When television told a young Annette Esquibel ’11 what to do with her life, she listened.
“I grew up in the age of Captain Planet and Fern Gully,” she says. “All the cartoons I grew up with told me, ‘Save the rainforest!’ So obviously that was in the back of my mind.”
Esquibel now works in sustainable tourism, which is designed to benefit the destination’s environment, culture, and economy. After earning her Bachelor’s degree in Anthropology and Environmental Science from Notre Dame, she went on to pursue her Master’s degree at Stanford University, where she studied Environmental Anthropology. During the program, her job as an assistant lecturer gave her the opportunity to accompany a class to the Galapagos Islands.
“It was about conservation and evolution—how you have to understand the evolution of an ecosystem to be able to conserve it,” she says, adding that the more she grew to understand the ecosystem there, the more strongly she felt about protecting it. “The fact that a place like that could still exist, because of the hard work that humans have been doing and the importance that they see in a place like that—it really gave me reassurance that the work I was doing was important and the lessons we were teaching these up and coming students were important.”
Esquibel came to understand the important connection between communities and the environment—a connection she continues to see and emphasize in her work. And she had an unexpected encounter that further strengthened her resolve to continue making a difference.
“One day when I was snorkeling, I remember this massive female sea lion,” she says. “I had just gotten in the water, and she came up to me and scared me … I was thinking, ‘This thing’s, like, twice my size.’” Just when she thought death might perhaps be upon her, the encounter took an unexpected turn. “She just got really close to my face and started blowing bubbles at me. And so I was like, ‘Hmm … what do I have to lose?’ So I blew bubbles back at her, and I realized she was playing with me,” she recalls. “It was miraculous. I honestly felt like the spirit of Mother Earth was speaking to me.”
While pursuing her graduate degree, Esquibel also spent six months in the Peruvian Amazon working with indigenous groups to develop new ecotourism lodging. Similar to sustainable tourism, ecotourism focuses more specifically on the environment as an attraction in its own right. Its success has helped slow the destruction of the rainforest by providing economic justification for preserving the land. While she was in Peru, Esquibel examined the lodge that the indigenous community had already started and offered her insight.

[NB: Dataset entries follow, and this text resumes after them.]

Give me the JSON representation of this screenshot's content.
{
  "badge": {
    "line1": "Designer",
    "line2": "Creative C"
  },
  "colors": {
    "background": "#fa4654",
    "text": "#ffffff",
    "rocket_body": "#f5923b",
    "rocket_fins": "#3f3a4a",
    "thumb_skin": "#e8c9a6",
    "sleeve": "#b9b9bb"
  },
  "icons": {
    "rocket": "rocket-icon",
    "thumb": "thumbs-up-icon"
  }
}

“It was a five-hour boat ride down a river from the closest community. It was so cool,” she says. “I studied what was working, what wasn’t. What was making the customers happy, what wasn’t. And then I took that and helped them design their next lodge.”

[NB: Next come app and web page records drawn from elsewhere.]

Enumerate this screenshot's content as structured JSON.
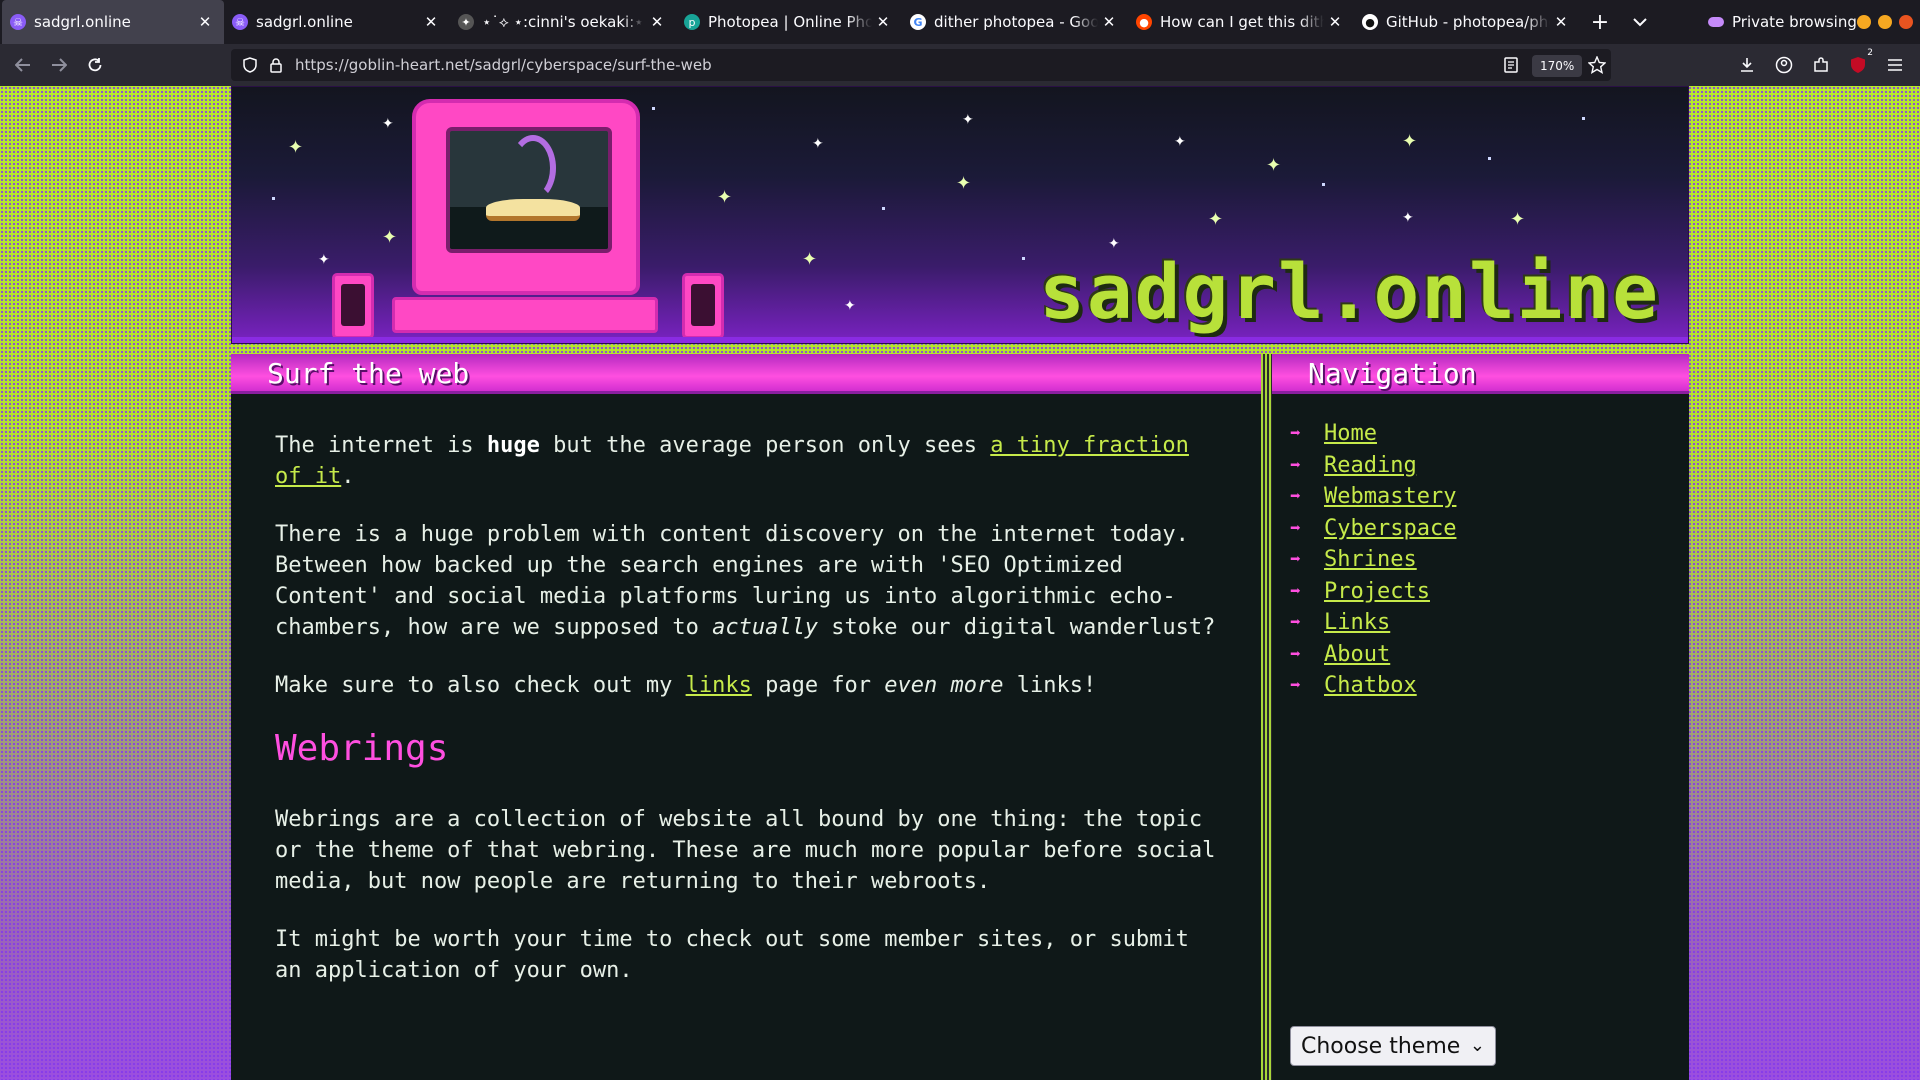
{
  "browser": {
    "tabs": [
      {
        "title": "sadgrl.online",
        "active": true,
        "favicon_color": "#8a5cf6"
      },
      {
        "title": "sadgrl.online",
        "active": false,
        "favicon_color": "#8a5cf6"
      },
      {
        "title": "⋆˙⟡ ⋆:cinni's oekaki:⋆˙⟡",
        "active": false,
        "favicon_color": "#555555"
      },
      {
        "title": "Photopea | Online Photo",
        "active": false,
        "favicon_color": "#18a497"
      },
      {
        "title": "dither photopea - Google",
        "active": false,
        "favicon_color": "#4285f4"
      },
      {
        "title": "How can I get this dither",
        "active": false,
        "favicon_color": "#ff4500"
      },
      {
        "title": "GitHub - photopea/photo",
        "active": false,
        "favicon_color": "#ffffff"
      }
    ],
    "new_tab": "+",
    "private_label": "Private browsing",
    "url": "https://goblin-heart.net/sadgrl/cyberspace/surf-the-web",
    "zoom": "170%",
    "extension_badge": "2",
    "window_buttons": [
      "#ffbd2e",
      "#ffbd2e",
      "#e95420"
    ]
  },
  "site": {
    "logo": "sadgrl.online",
    "main_panel": {
      "heading": "Surf the web",
      "p1_pre": "The internet is ",
      "p1_bold": "huge",
      "p1_mid": " but the average person only sees ",
      "p1_link": "a tiny fraction of it",
      "p1_post": ".",
      "p2_pre": "There is a huge problem with content discovery on the internet today. Between how backed up the search engines are with 'SEO Optimized Content' and social media platforms luring us into algorithmic echo-chambers, how are we supposed to ",
      "p2_em": "actually",
      "p2_post": " stoke our digital wanderlust?",
      "p3_pre": "Make sure to also check out my ",
      "p3_link": "links",
      "p3_mid": " page for ",
      "p3_em": "even more",
      "p3_post": " links!",
      "webrings_heading": "Webrings",
      "p4": "Webrings are a collection of website all bound by one thing: the topic or the theme of that webring. These are much more popular before social media, but now people are returning to their webroots.",
      "p5": "It might be worth your time to check out some member sites, or submit an application of your own."
    },
    "nav_panel": {
      "heading": "Navigation",
      "items": [
        "Home",
        "Reading",
        "Webmastery",
        "Cyberspace",
        "Shrines",
        "Projects",
        "Links",
        "About",
        "Chatbox"
      ]
    },
    "theme_select": {
      "selected": "Choose theme"
    }
  },
  "colors": {
    "accent_pink": "#ff4fe0",
    "link_green": "#c6ea4a",
    "panel_bg": "#0f1818"
  }
}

In turn, Esquibel learned from the indigenous groups what it really means to prioritize the environment.
“It wasn’t just, ‘Let’s save the environment to save the environment.’ It was, ‘Let’s save the environment because this is our homeland,’” she says. “So much of our religious and cultural values and traditions are based on different parts of this rainforest, whether it be the ceiba tree or whether it be teaching young boys how to fish.”
Few people live with such a close connection to the environment, but Esquibel stresses that everyone has a relationship with the earth, whether they like it or not.
“I think that it’s very easy to separate ourselves outside of the environment and to think of ourselves as the other, and we’re not,” she says. “We have always been very dependent on the environment, on the ecosystem, and we will continue to be, no matter how much we try to tell ourselves that we’re not or how much we develop or how much technology we create.”
Esquibel now works for a sustainable tourism nonprofit on the Caribbean island of St. Kitts. Her continuing commitment to the environment certainly comes from within, but it doesn’t hurt that she feels she has been validated by a higher authority.
“When the Pope has made multiple declarations that climate change is real, this is our responsibility, we’re stewards,” she says, “it gives you a little more energy to continue the work you’re doing, because you’re like, ‘Alright, if the Pope is on the same page as me, I’m doing something right.’”